Governor Seriake Dickson of Bayelsa State; elder statesmen, Chief Edwin Clark; and some prominent leaders including traditional rulers of the Ijaw nation drawn from the seven Niger Delta states, on Saturday, met in Warri, Delta State, over the resurgence of militancy in the region.
At the meeting, which was convened at the instance of Clark and held behind closed doors, the Ijaw leader said in his opening remark that unless Nigeria was restructured, marginalised voices would continue to rise against being treated as “second-class citizens in their own country.”
The emergency meeting convened over the resurgence of militancy in the region was attended by delegates from eight states of the Niger Delta region, including Dickson and the Deputy Governor of Delta State, Mr. Kingsley Otuaro.
While expressing displeasure over the crisis in the Niger Delta, Clark stressed that dialogue was the only possible solution.
He stated that while it was commendable that the Muhammadu Buhari-led Federal Government had agreed to dialogue with the militant groups to halt attacks on oil and gas facilities, it was not clear whom the government was discussing with.
According to the elder statesman, no Ijaw leader has been consulted by the Federal Government on the proposed dialogue towards halting ongoing attacks on oil facilities in the region.
“This country deserves restructuring. Unless this country is restructured, we (Ijaws) will continue to be treated as second-class citizens. We are not second-class citizens. We must fight for our rights but not by destruction of pipelines.
“We (Ijaw) are not presently in the scheme of things in this country. The Ijaw people must be accorded and included in this government. We are part of this country. We believe in the unity of this country.
“We cannot fold our arms when our children, women and people are being attacked and we pretend nothing is happening. The purpose of this meeting today (Sunday) is for us to address the issue,” Clark stated.
He added, “The Nigerian National Petroleum Corporation which is the major firm conducting oil exploitation operations was recently constituted but of its nine (board) members, not a single person is of Ijaw ethnic extraction where most oil exploration is done.”
Clark further berated the government’s decision to cancel the controversial Maritime University sited in Okerenkoko in the Warri South West Council Area of Delta State, adding that the governing council had been constituted even before former President Goodluck Jonathan left office.

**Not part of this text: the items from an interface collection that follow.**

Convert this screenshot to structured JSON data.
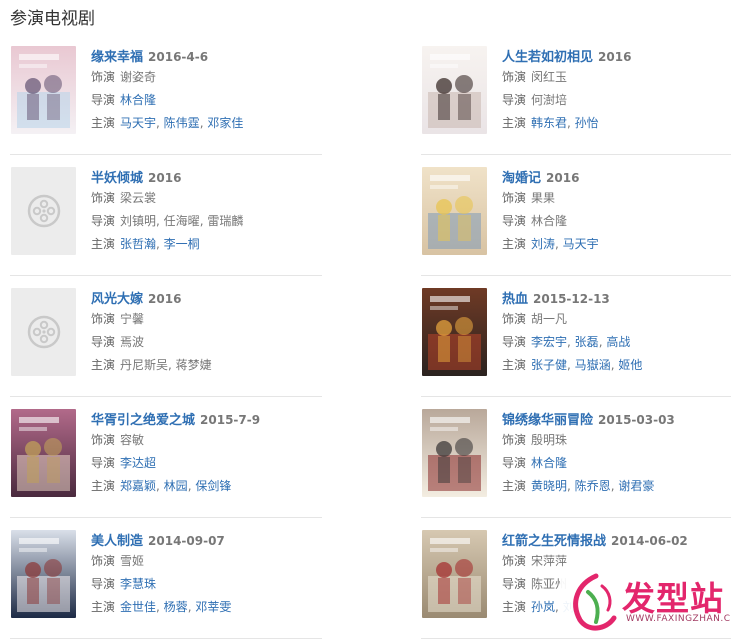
{
  "section": {
    "title": "参演电视剧"
  },
  "labels": {
    "role": "饰演",
    "director": "导演",
    "cast": "主演"
  },
  "colors": {
    "link": "#2f6fb3",
    "text": "#777777",
    "watermark": "#e3266c"
  },
  "works": [
    {
      "title": "缘来幸福",
      "date": "2016-4-6",
      "has_poster": true,
      "role": "谢姿奇",
      "director": [
        "林合隆"
      ],
      "director_linked": true,
      "cast": [
        "马天宇",
        "陈伟霆",
        "邓家佳"
      ],
      "cast_linked": true
    },
    {
      "title": "人生若如初相见",
      "date": "2016",
      "has_poster": true,
      "role": "闵红玉",
      "director": [
        "何澍培"
      ],
      "director_linked": false,
      "cast": [
        "韩东君",
        "孙怡"
      ],
      "cast_linked": true
    },
    {
      "title": "半妖倾城",
      "date": "2016",
      "has_poster": false,
      "role": "梁云裳",
      "director": [
        "刘镇明",
        "任海曜",
        "雷瑞麟"
      ],
      "director_linked": false,
      "cast": [
        "张哲瀚",
        "李一桐"
      ],
      "cast_linked": true
    },
    {
      "title": "淘婚记",
      "date": "2016",
      "has_poster": true,
      "role": "果果",
      "director": [
        "林合隆"
      ],
      "director_linked": false,
      "cast": [
        "刘涛",
        "马天宇"
      ],
      "cast_linked": true
    },
    {
      "title": "风光大嫁",
      "date": "2016",
      "has_poster": false,
      "role": "宁馨",
      "director": [
        "焉波"
      ],
      "director_linked": false,
      "cast": [
        "丹尼斯吴",
        "蒋梦婕"
      ],
      "cast_linked": false
    },
    {
      "title": "热血",
      "date": "2015-12-13",
      "has_poster": true,
      "role": "胡一凡",
      "director": [
        "李宏宇",
        "张磊",
        "高战"
      ],
      "director_linked": true,
      "cast": [
        "张子健",
        "马嶽涵",
        "姬他"
      ],
      "cast_linked": true
    },
    {
      "title": "华胥引之绝爱之城",
      "date": "2015-7-9",
      "has_poster": true,
      "role": "容敏",
      "director": [
        "李达超"
      ],
      "director_linked": true,
      "cast": [
        "郑嘉颖",
        "林园",
        "保剑锋"
      ],
      "cast_linked": true
    },
    {
      "title": "锦绣缘华丽冒险",
      "date": "2015-03-03",
      "has_poster": true,
      "role": "殷明珠",
      "director": [
        "林合隆"
      ],
      "director_linked": true,
      "cast": [
        "黄晓明",
        "陈乔恩",
        "谢君豪"
      ],
      "cast_linked": true
    },
    {
      "title": "美人制造",
      "date": "2014-09-07",
      "has_poster": true,
      "role": "雪姬",
      "director": [
        "李慧珠"
      ],
      "director_linked": true,
      "cast": [
        "金世佳",
        "杨蓉",
        "邓莘雯"
      ],
      "cast_linked": true
    },
    {
      "title": "红箭之生死情报战",
      "date": "2014-06-02",
      "has_poster": true,
      "role": "宋萍萍",
      "director": [
        "陈亚州"
      ],
      "director_linked": false,
      "cast": [
        "孙岚",
        "刘"
      ],
      "cast_linked": true
    }
  ],
  "watermark": {
    "text": "发型站",
    "url": "WWW.FAXINGZHAN.COM"
  }
}
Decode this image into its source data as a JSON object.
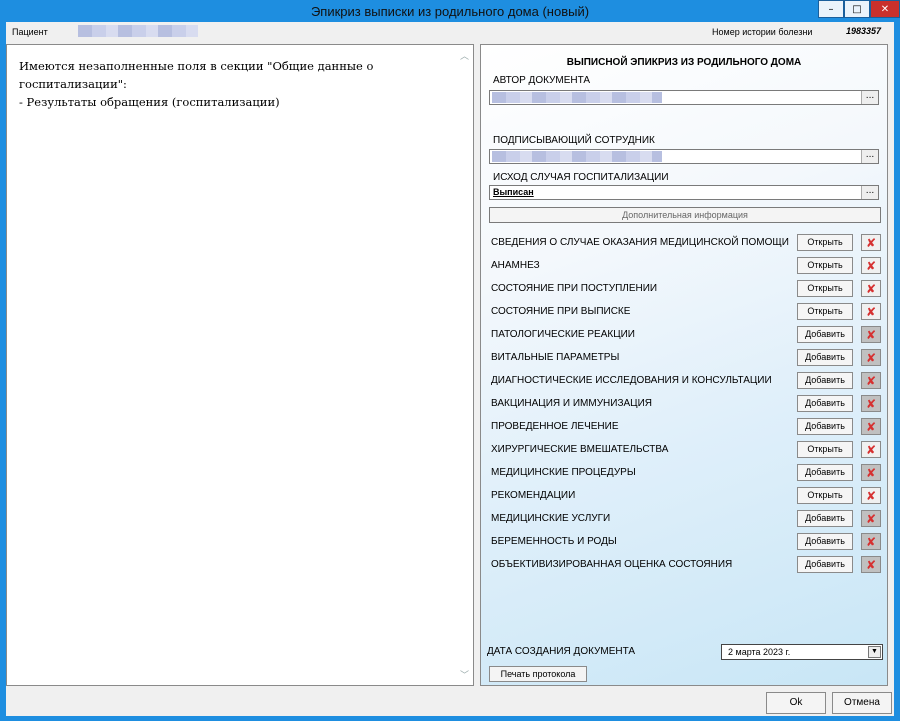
{
  "window": {
    "title": "Эпикриз выписки из родильного дома (новый)",
    "controls": {
      "minimize": "–",
      "maximize": "□",
      "close": "✕"
    }
  },
  "header": {
    "patient_label": "Пациент",
    "history_label": "Номер истории болезни",
    "history_value": "1983357"
  },
  "left_pane": {
    "line1": "Имеются незаполненные поля в секции \"Общие данные о госпитализации\":",
    "line2": "- Результаты обращения (госпитализации)"
  },
  "right_pane": {
    "title": "ВЫПИСНОЙ ЭПИКРИЗ ИЗ РОДИЛЬНОГО ДОМА",
    "author_label": "АВТОР ДОКУМЕНТА",
    "signer_label": "ПОДПИСЫВАЮЩИЙ СОТРУДНИК",
    "outcome_label": "ИСХОД СЛУЧАЯ ГОСПИТАЛИЗАЦИИ",
    "outcome_value": "Выписан",
    "ellipsis": "...",
    "extra_info": "Дополнительная информация",
    "sections": [
      {
        "label": "СВЕДЕНИЯ О СЛУЧАЕ ОКАЗАНИЯ МЕДИЦИНСКОЙ ПОМОЩИ",
        "button": "Открыть"
      },
      {
        "label": "АНАМНЕЗ",
        "button": "Открыть"
      },
      {
        "label": "СОСТОЯНИЕ ПРИ ПОСТУПЛЕНИИ",
        "button": "Открыть"
      },
      {
        "label": "СОСТОЯНИЕ ПРИ ВЫПИСКЕ",
        "button": "Открыть"
      },
      {
        "label": "ПАТОЛОГИЧЕСКИЕ РЕАКЦИИ",
        "button": "Добавить"
      },
      {
        "label": "ВИТАЛЬНЫЕ ПАРАМЕТРЫ",
        "button": "Добавить"
      },
      {
        "label": "ДИАГНОСТИЧЕСКИЕ ИССЛЕДОВАНИЯ И КОНСУЛЬТАЦИИ",
        "button": "Добавить"
      },
      {
        "label": "ВАКЦИНАЦИЯ И ИММУНИЗАЦИЯ",
        "button": "Добавить"
      },
      {
        "label": "ПРОВЕДЕННОЕ ЛЕЧЕНИЕ",
        "button": "Добавить"
      },
      {
        "label": "ХИРУРГИЧЕСКИЕ ВМЕШАТЕЛЬСТВА",
        "button": "Открыть"
      },
      {
        "label": "МЕДИЦИНСКИЕ ПРОЦЕДУРЫ",
        "button": "Добавить"
      },
      {
        "label": "РЕКОМЕНДАЦИИ",
        "button": "Открыть"
      },
      {
        "label": "МЕДИЦИНСКИЕ УСЛУГИ",
        "button": "Добавить"
      },
      {
        "label": "БЕРЕМЕННОСТЬ И РОДЫ",
        "button": "Добавить"
      },
      {
        "label": "ОБЪЕКТИВИЗИРОВАННАЯ ОЦЕНКА СОСТОЯНИЯ",
        "button": "Добавить"
      }
    ],
    "date_label": "ДАТА СОЗДАНИЯ ДОКУМЕНТА",
    "date_value": "2  марта  2023 г.",
    "date_dropdown": "▼",
    "print_button": "Печать протокола"
  },
  "footer": {
    "ok": "Ok",
    "cancel": "Отмена"
  },
  "colors": {
    "window_border": "#1e8ee0",
    "close_button": "#c9302c",
    "delete_icon": "#d63030"
  }
}
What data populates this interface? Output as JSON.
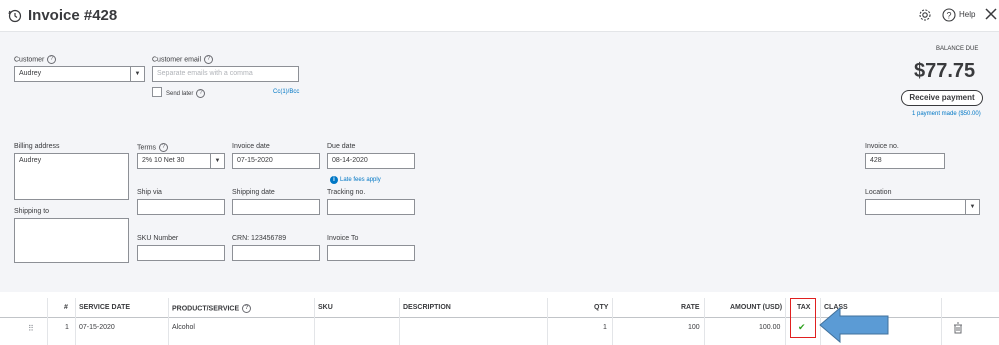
{
  "header": {
    "title": "Invoice #428",
    "help_label": "Help"
  },
  "customer": {
    "label": "Customer",
    "value": "Audrey"
  },
  "customer_email": {
    "label": "Customer email",
    "placeholder": "Separate emails with a comma",
    "send_later_label": "Send later",
    "cc_bcc_link": "Cc(1)/Bcc"
  },
  "balance": {
    "label": "BALANCE DUE",
    "amount": "$77.75",
    "receive_payment_label": "Receive payment",
    "payment_made_link": "1 payment made ($50.00)"
  },
  "billing": {
    "label": "Billing address",
    "value": "Audrey"
  },
  "shipping": {
    "label": "Shipping to",
    "value": ""
  },
  "terms": {
    "label": "Terms",
    "value": "2% 10 Net 30"
  },
  "invoice_date": {
    "label": "Invoice date",
    "value": "07-15-2020"
  },
  "due_date": {
    "label": "Due date",
    "value": "08-14-2020",
    "late_fees_label": "Late fees apply"
  },
  "ship_via": {
    "label": "Ship via",
    "value": ""
  },
  "shipping_date": {
    "label": "Shipping date",
    "value": ""
  },
  "tracking_no": {
    "label": "Tracking no.",
    "value": ""
  },
  "sku_number": {
    "label": "SKU Number",
    "value": ""
  },
  "crn": {
    "label": "CRN: 123456789",
    "value": ""
  },
  "invoice_to": {
    "label": "Invoice To",
    "value": ""
  },
  "invoice_no": {
    "label": "Invoice no.",
    "value": "428"
  },
  "location": {
    "label": "Location",
    "value": ""
  },
  "table": {
    "headers": {
      "num": "#",
      "service_date": "SERVICE DATE",
      "product_service": "PRODUCT/SERVICE",
      "sku": "SKU",
      "description": "DESCRIPTION",
      "qty": "QTY",
      "rate": "RATE",
      "amount": "AMOUNT (USD)",
      "tax": "TAX",
      "class": "CLASS"
    },
    "rows": [
      {
        "num": "1",
        "service_date": "07-15-2020",
        "product_service": "Alcohol",
        "sku": "",
        "description": "",
        "qty": "1",
        "rate": "100",
        "amount": "100.00",
        "tax": "✔"
      }
    ]
  },
  "colors": {
    "accent_green": "#2ca01c",
    "link_blue": "#0077c5",
    "highlight_red": "#e02020",
    "arrow_blue": "#5b9bd5"
  }
}
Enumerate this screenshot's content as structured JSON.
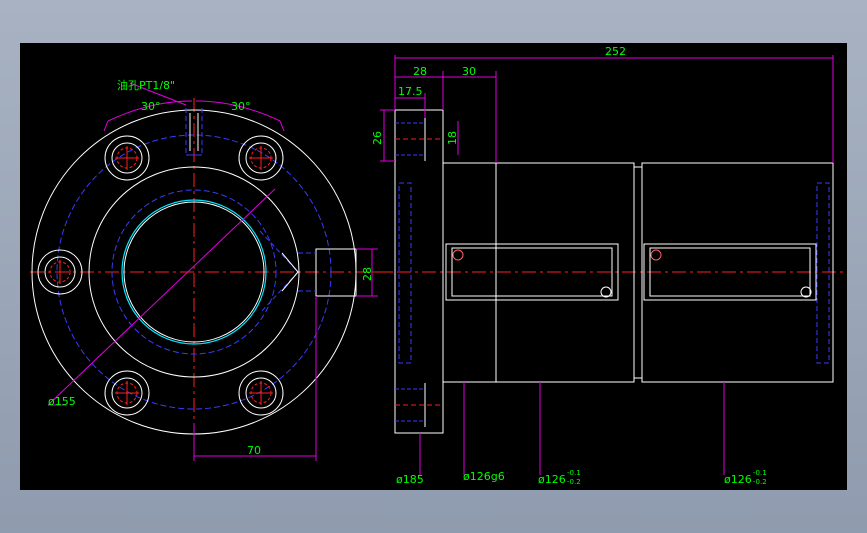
{
  "drawing": {
    "colors": {
      "background": "#000000",
      "outline": "#ffffff",
      "hidden_line": "#3a3aff",
      "center_line": "#ff2020",
      "dimension": "#e000e0",
      "text": "#00ff00",
      "bore": "#00e5ff"
    },
    "front_view": {
      "port_note": "油孔PT1/8\"",
      "angle_left": "30°",
      "angle_right": "30°",
      "dia_flange": "ø155",
      "dim_70": "70",
      "dim_28_side": "28"
    },
    "side_view": {
      "dim_total": "252",
      "dim_28_top": "28",
      "dim_30": "30",
      "dim_17_5": "17.5",
      "dim_26": "26",
      "dim_18": "18",
      "dia_185": "ø185",
      "dia_126g6": "ø126g6",
      "dia_126_a": "ø126",
      "dia_126_b": "ø126",
      "tol_upper": "-0.1",
      "tol_lower": "-0.2"
    }
  }
}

Prominent Ijaw leaders from Bayelsa, Edo, Rivers, Ondo, Akwa Ibom, Delta and Cross River States, including traditional rulers, were present at the meeting held at Clark’s residence in Warri GRA.
After the Ijaw leader’s opening remark, the meeting went into a closed-door session.
A communiqué signed by Clark and issued at the end of the meeting and read by Pastor Power Ziakede Aginighan, accused the Muhammadu Buhari-led Federal Government of perceived plans to marginalise Ijaw people.
It said attendees at the meeting urged Ijaw militant groups to cease plans to declare a Niger Delta Republic by Monday this week, noting that its indigenes believed that through restructuring, various crises bedevilling the country could be resolved, including that of the Niger Delta.
The communiqué read, “The elders and leaders of thoughts in the Ijaw nation call for the immediate restructuring of the Nigerian nation along the lines of peaceful federalism. Thus is the panacea for the sustainable development of Nigeria.
“As a demonstration of sincerity of commitment to dialogue, the Federal Government should immediately withdraw the military from all occupied Ijaw communities, particularly Gbaramatu Kingdom. The meeting also calls on the government to immediately release the 10 innocent students of Gbaramatu Kingdom.
“The meeting also passed a vote of confidence in the Chief Boma Obuoforibo-led leadership of the Ijaw National Congress. We condemn the move to scrap the Nigerian Maritime University approved by the preceding FG with temporary site at Kurutie and call for the immediate takeoff of the university.”
Dickson, emerging from the meeting, told journalists that there was no need for another round of war in Ijaw land because the people were still recovering from previous ones.
While commending the Ijaw leaders, which included traditional rulers, the governor said the problem in the region could be amicably resolved through dialogue and consultations with the people.